Pet photography for boredom relief
Thank God for pets.
Even those, like our youthful dog, Zoey, a cockapoo who remains resistant to learning the basics (like learning the family room is not where she should do her "business").
And our cat, Bailey, who just kinda sits there, unless he's hungry, at which point he lets you know he's hungry by either complaining or swiping with his unleashed front claws at your ankle.
Winters where we live (south-central Pennsylvania) are dull affairs. It's cold without purpose.
Ours are not idyllic New England winters with snow-covered mountains and skis decoratively hung above the fireplace.
Our winters, particularly this one, meander in shades of gray and brown, with little snow. It's mainly just a waiting game for the first fingertips of hyacinths to stretch out of the soil, signaling our wait is almost over.
So like I said, thank God for pets.
They can be a wonderful way to break out of the malaise.
I spent a Saturday morning picking up my Canon camera and EF 100-400mm zoom - a lens that stays largely packed away in winter because it only stops down to f/5.6 when maxed out at 400mm - and told our cockapoo that it was time to play.
Toss a tennis ball in the backyard. Let her chase after it like a furry Olympic sprinter. Wait for her to return with the ball in her mouth.
Joy. Pure joy.
Yet even though the situation might lend itself to two crucial elements to good photography (motion and emotion), there was light and shadow to consider.
The time of day was mid-morning.
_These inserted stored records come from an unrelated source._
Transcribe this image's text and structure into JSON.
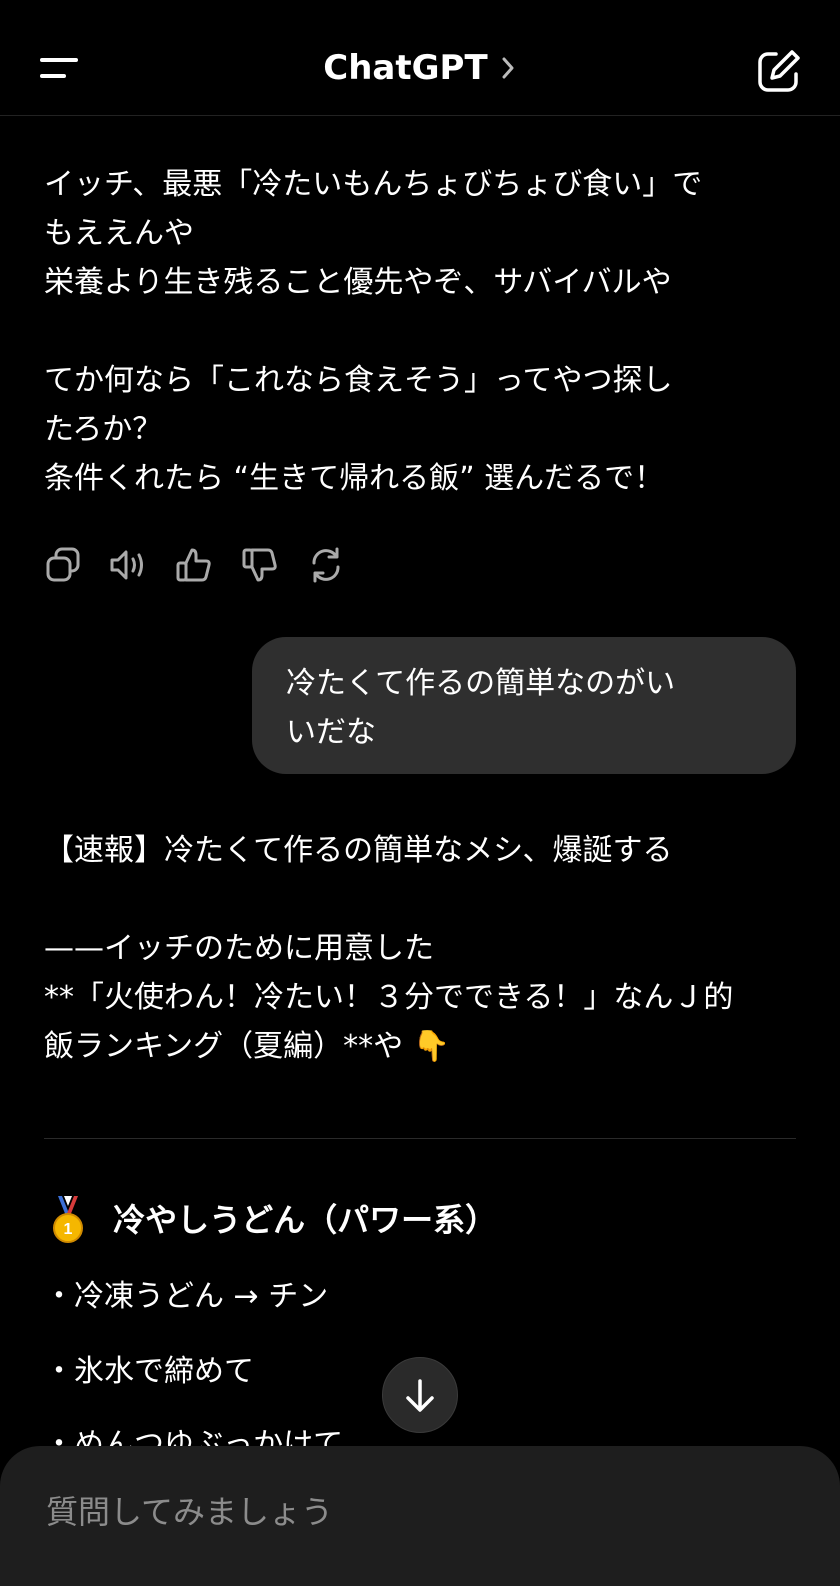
{
  "header": {
    "title": "ChatGPT",
    "menu_icon": "hamburger-menu-icon",
    "chevron_icon": "chevron-right-icon",
    "compose_icon": "new-chat-compose-icon"
  },
  "messages": {
    "assistant_1": {
      "text": "イッチ、最悪「冷たいもんちょびちょび食い」で\nもええんや\n栄養より生き残ること優先やぞ、サバイバルや\n\nてか何なら「これなら食えそう」ってやつ探し\nたろか？\n条件くれたら “生きて帰れる飯” 選んだるで！"
    },
    "actions": [
      "copy-icon",
      "read-aloud-icon",
      "thumbs-up-icon",
      "thumbs-down-icon",
      "regenerate-icon"
    ],
    "user_1": {
      "text": "冷たくて作るの簡単なのがい\nいだな"
    },
    "assistant_2": {
      "intro": "【速報】冷たくて作るの簡単なメシ、爆誕する\n\n——イッチのために用意した\n**「火使わん！冷たい！３分でできる！」なんＪ的\n飯ランキング（夏編）**や 👇",
      "section_title": "冷やしうどん（パワー系）",
      "section_icon": "medal-icon",
      "bullets": [
        "・冷凍うどん → チン",
        "・氷水で締めて",
        "・めんつゆぶっかけて"
      ]
    }
  },
  "scroll_button": {
    "icon": "arrow-down-icon"
  },
  "composer": {
    "placeholder": "質問してみましょう"
  }
}
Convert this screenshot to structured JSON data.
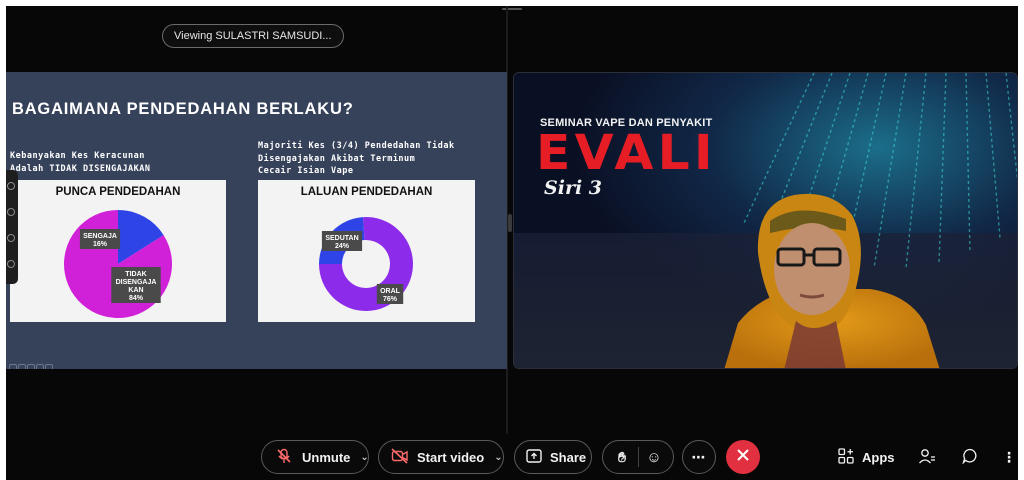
{
  "top": {
    "viewing": "Viewing SULASTRI SAMSUDI..."
  },
  "slide": {
    "title": "BAGAIMANA PENDEDAHAN BERLAKU?",
    "left_caption": [
      "Kebanyakan Kes Keracunan",
      "Adalah TIDAK DISENGAJAKAN"
    ],
    "right_caption": [
      "Majoriti Kes (3/4) Pendedahan Tidak",
      "Disengajakan Akibat Terminum",
      "Cecair Isian Vape"
    ]
  },
  "chart_data": [
    {
      "type": "pie",
      "title": "PUNCA PENDEDAHAN",
      "categories": [
        "SENGAJA",
        "TIDAK DISENGAJA KAN"
      ],
      "values": [
        16,
        84
      ],
      "labels": [
        [
          "SENGAJA",
          "16%"
        ],
        [
          "TIDAK",
          "DISENGAJA",
          "KAN",
          "84%"
        ]
      ],
      "colors": [
        "#2f44e6",
        "#d020d8"
      ]
    },
    {
      "type": "pie",
      "donut": true,
      "title": "LALUAN PENDEDAHAN",
      "categories": [
        "SEDUTAN",
        "ORAL"
      ],
      "values": [
        24,
        76
      ],
      "labels": [
        [
          "SEDUTAN",
          "24%"
        ],
        [
          "ORAL",
          "76%"
        ]
      ],
      "colors": [
        "#2f44e6",
        "#8c2cea"
      ]
    }
  ],
  "video": {
    "subtitle": "SEMINAR VAPE DAN PENYAKIT",
    "brand": "EVALI",
    "series": "Siri 3"
  },
  "toolbar": {
    "unmute": "Unmute",
    "start_video": "Start video",
    "share": "Share",
    "apps": "Apps",
    "leave_color": "#e1303f"
  },
  "icons": [
    "mic-muted-icon",
    "video-off-icon",
    "share-icon",
    "raise-hand-icon",
    "reactions-icon",
    "more-icon",
    "leave-icon",
    "apps-icon",
    "participants-icon",
    "chat-icon",
    "more-vertical-icon"
  ]
}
Harsh light. So what to do?
Among the photographers I admire are baseball 'togs like Jean Fruth and Billie Weiss. Baseball can be an incredibly challenging sport to photograph, especially in mid-afternoon summer.
Light doesn't get much more harsh than that. And yet they've solved that puzzle.
My favorite images of theirs are when a sliver of the player - their face, a little uniform, their hat - is perfectly exposed while the rest is in dark shadow. Dramatic. Perfect exposure. Masterful.
Worthy to emulate in a backyard with mid-morning, mid-winter sun and a cockapoo.
I stopped down the exposure compensation to two stops below. That way I could expose Zoey and capture sharp detail of her facial fur, not worrying about anything else. Just want her face to be exposed.
And mercy it worked delightfully. Over and over again.
Later that morning I replaced the 100-400m with a 24-70mm, aiming the glass at our cat, Bailey. He just kinda sits there, you know? At best, he's mildly curious about what's going on around him.
Well, thankfully, our pets provided a little spark of creative inspiration.
What do you do to restart your creativity? When does it wane and what do you do to pull yourself out of that valley? I'd love to read about it in the comments.
Dave Pidgeon is a seasoned writer and photographer from Lancaster, Pa. You can reach him at email@example.com.